As Percy Fawcett (Charlie Hunnam) departs for the jungle for what will be the last time, he and his son Jack (Tom Holland) lean out the window of their train car, waving at the people who wait just to catch a glimpse of the explorers. As they pass the gathered crowds, so too do they pass the sleeping form of Percys wife, Nina (Sienna Miller), and his other two children. It is as if he is dreaming them, as if time has begun to collapse as Fawcetts adventure comes to an endor a beginning.
To watch James Grays The Lost City of Z is to be caught in that dream with him. Movies are often cited as a form of escapism, but there are very few movies that are quite as transporting as this one, and it deserves to be in contention as one of the bestif not the bestmovies of the year. (Its streaming on Amazon Prime, and I would recommend seeing it on the largest screen possible.)
Admittedly, its not a particularly easy sell at almost two and a half hours long. Its not really a brisk movie, either, though as a proponent, I cant say that I ever felt weary of the movies runtime. Its also focused on such a specific story and era that anyone not in the mood for a period drama might overlook it. But all it takes is the films openingthe crackling of torches, the hum of Christopher Spelmans scoreand the spell is cast.
Its Ravels second suite of his score for the ballet Daphnis et Chlo that plays over Fawcetts final journey into the Amazon. Its a composition that is just as lush and verdant as the film and the jungle into which Fawcett is about to descend, and its place in the impressionist movement is also fitting for the way in which Gray makes movies. At the risk of sounding pedantic, Gray is a filmmaker whose visions are of the sort that Hollywood doesnt indulge anymore.
In 1925, British explorer Percy Fawcett embarked on an expedition to find the remains of a city that he had dubbed Z. The expedition was the culmination of Fawcetts research and previous forays into the Amazon, as well as his fervent belief in the existence of a city that would prove that the jungle could sustain complex civilization, and had done so before Europeans ever had. The last communication from the party was on May 29, 1925. Then they disappeared.
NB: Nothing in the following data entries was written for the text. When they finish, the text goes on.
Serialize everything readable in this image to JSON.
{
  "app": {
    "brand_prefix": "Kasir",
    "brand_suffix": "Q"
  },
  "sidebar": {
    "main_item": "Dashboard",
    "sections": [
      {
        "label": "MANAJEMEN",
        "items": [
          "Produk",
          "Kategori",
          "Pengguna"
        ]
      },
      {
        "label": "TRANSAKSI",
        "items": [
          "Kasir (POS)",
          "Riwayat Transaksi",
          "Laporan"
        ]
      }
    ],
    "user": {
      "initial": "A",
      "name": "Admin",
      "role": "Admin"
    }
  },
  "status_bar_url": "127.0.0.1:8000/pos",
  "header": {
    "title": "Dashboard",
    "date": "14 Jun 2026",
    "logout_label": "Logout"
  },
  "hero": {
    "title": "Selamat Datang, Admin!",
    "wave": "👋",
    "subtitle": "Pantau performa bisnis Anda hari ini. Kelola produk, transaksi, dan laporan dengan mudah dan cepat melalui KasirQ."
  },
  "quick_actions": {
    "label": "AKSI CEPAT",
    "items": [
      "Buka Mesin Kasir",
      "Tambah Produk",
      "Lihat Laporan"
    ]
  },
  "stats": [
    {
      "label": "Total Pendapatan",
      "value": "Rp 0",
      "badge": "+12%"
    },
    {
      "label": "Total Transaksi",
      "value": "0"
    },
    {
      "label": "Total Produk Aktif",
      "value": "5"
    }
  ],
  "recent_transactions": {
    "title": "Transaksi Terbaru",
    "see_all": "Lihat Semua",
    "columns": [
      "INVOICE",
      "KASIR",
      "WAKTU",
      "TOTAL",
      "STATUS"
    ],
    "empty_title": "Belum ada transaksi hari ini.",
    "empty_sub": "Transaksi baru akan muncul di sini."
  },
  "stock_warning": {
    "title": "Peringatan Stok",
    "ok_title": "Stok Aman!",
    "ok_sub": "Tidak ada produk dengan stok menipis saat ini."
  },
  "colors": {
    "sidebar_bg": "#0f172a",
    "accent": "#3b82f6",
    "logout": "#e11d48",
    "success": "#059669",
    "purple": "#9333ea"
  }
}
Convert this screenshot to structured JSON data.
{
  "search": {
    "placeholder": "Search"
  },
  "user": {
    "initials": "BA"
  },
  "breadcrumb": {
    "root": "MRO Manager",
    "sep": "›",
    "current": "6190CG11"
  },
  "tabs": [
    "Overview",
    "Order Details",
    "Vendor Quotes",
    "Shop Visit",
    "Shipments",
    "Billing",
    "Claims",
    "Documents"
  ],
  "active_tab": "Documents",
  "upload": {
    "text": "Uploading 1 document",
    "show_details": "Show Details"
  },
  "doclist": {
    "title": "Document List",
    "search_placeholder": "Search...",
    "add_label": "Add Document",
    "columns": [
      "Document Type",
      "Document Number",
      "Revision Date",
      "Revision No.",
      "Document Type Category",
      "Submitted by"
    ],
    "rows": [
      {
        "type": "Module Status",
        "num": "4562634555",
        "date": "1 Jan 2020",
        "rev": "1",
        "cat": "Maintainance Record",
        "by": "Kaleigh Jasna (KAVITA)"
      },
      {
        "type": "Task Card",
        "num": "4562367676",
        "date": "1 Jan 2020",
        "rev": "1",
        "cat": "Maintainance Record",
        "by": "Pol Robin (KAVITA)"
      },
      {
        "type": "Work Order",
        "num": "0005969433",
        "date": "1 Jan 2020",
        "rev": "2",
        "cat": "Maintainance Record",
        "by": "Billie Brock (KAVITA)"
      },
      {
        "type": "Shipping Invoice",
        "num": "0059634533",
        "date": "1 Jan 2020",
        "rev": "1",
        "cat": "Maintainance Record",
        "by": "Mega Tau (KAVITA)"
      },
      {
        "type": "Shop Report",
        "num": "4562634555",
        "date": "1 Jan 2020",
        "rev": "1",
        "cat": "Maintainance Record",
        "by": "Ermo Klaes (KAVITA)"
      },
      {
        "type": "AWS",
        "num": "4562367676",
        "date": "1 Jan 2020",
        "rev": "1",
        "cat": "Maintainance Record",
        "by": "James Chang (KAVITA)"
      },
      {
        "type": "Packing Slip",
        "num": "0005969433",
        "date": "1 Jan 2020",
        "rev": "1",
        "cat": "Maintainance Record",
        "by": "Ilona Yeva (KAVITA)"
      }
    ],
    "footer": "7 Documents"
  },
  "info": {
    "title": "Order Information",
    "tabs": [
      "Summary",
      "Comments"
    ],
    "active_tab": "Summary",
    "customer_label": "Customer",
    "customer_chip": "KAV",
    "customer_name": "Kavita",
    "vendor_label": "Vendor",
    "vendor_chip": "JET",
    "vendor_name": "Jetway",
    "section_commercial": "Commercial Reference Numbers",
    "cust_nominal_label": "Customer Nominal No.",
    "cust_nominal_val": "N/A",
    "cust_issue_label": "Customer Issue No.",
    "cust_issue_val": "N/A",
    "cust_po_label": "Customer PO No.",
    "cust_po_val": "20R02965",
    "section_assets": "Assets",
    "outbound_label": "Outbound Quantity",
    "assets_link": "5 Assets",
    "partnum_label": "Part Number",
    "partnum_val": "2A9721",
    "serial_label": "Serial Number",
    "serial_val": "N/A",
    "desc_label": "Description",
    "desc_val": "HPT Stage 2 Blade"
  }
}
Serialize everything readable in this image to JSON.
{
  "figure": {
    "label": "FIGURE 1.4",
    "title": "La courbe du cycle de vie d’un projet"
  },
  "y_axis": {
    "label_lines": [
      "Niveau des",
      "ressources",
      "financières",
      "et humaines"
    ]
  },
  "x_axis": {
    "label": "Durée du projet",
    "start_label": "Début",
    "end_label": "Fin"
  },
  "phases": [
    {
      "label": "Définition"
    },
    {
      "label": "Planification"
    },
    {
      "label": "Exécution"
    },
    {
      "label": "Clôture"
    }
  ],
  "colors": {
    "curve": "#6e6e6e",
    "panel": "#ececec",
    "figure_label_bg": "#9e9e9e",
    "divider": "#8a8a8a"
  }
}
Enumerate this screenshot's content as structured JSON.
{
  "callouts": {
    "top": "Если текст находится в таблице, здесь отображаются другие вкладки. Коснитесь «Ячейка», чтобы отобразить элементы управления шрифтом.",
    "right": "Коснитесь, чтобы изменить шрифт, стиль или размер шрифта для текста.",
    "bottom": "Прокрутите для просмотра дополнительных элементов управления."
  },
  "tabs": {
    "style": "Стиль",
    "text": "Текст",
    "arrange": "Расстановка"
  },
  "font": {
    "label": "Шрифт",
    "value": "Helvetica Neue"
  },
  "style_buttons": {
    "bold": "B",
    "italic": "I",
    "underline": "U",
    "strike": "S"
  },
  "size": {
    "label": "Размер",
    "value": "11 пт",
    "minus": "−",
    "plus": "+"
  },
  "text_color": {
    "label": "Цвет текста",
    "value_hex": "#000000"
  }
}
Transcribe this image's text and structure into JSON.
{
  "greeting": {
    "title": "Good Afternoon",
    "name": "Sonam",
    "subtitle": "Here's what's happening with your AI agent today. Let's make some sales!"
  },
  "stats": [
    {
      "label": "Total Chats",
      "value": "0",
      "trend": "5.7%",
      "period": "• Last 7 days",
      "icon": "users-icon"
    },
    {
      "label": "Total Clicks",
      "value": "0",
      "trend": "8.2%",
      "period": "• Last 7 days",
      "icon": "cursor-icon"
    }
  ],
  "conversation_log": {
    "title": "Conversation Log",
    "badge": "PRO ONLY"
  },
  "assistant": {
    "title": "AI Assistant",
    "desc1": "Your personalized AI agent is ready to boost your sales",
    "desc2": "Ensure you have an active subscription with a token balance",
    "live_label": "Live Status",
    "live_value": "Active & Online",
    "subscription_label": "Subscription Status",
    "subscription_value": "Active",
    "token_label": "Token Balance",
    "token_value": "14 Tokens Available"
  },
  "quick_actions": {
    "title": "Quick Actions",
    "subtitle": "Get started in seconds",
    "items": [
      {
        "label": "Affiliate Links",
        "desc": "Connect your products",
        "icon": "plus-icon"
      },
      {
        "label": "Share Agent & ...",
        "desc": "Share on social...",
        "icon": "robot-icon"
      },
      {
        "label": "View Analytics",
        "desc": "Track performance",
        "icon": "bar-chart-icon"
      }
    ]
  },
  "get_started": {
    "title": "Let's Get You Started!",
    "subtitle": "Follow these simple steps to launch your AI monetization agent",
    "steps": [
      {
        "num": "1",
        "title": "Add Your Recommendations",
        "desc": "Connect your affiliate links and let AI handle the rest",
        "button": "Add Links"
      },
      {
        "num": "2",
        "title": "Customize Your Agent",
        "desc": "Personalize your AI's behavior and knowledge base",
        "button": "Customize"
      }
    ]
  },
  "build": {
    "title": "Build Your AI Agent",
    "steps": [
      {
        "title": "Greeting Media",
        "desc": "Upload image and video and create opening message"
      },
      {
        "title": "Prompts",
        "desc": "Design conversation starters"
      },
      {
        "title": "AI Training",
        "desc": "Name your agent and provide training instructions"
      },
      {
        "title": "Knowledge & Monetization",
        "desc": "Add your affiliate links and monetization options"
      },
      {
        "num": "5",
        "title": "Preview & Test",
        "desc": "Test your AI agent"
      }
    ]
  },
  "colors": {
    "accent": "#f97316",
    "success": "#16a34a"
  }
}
In the intervening years, numerous explorers have tried and failed to find what became of Fawcett, and its telling as to the power of the story that were still discussing it, now. Gray is keenly aware of the tendency to romanticize exploration, and what makes The Lost City of Z so remarkable is the way in which he corrects that notionnot by dispelling the perceived beauty in it, but by shedding that light upon every aspect of the story.
We see the toll that exploration takes, not just on the explorers themselves (though they are indeed gruesome) but on Fawcetts family. The minutiae of each expedition are treated with care, with all of it circling back to the political and cultural ramifications of what might be learned, and how those results might reflect upon Fawcetts reputation. His social standing, in turn, affects the lives of his wife and children, who already suffer a loss each time he goes into the jungle. But he cant help his obsession. Even as he recovers from what might have been a fatal injury after serving in the war, all he can think about is whether or not his wound will prevent him from venturing on another expedition.
And yet, despite all that, it is impossible not to understand Fawcetts obsession, or the impulse that drove so many other people, including an unrecognizable Robert Pattinson, to follow him into the unknown despite knowing the risks. Gray is a master of evoking feeling through film, which is the sort of thing that cant be said ofand sometimes simply isnt even attempted byevery movie. The score, for instance, is meant to evoke a mood rather than a moment; it isnt necessary for each moment to be spelled out as long as the feeling of it is clear.
Then, and most incredibly, there are the dream sequences that pass in and out of the film. By the end, the effect of these visions is comparable to the strange beauty of 2001: A Space Odyssey. Arguably, Fawcett hasnt really traveled any more or less than Keir Dulleas Dr. Bowman. No, The Lost City of Z isnt about the creation of man, but the sense of wonderment in discovery, despite all the dangers that come with it, is cut from the same cloth. Fawcett sees the jungle even as he hunkers down in the trenches during wartime; then he passes his family by as he returns to the jungle, a reminder of just how much of their lives he has missed, and how much more time he will lose with them. But he doesnt turn back.
The Lost City of Z is the kind of movie that would feel like a miracle no matter when it was released. Its rich without being excessive, beautiful without glossing over the horrors that often befell explorers, and straightforward in picking apart the colonialist and racist beliefs of the time and the characters where it could just as easily have left them implied or ignored them completely. But words ultimately dont do the film justice. Its more than the sum of its technical triumphs: its a dream, and well worth seeking out before the year is over.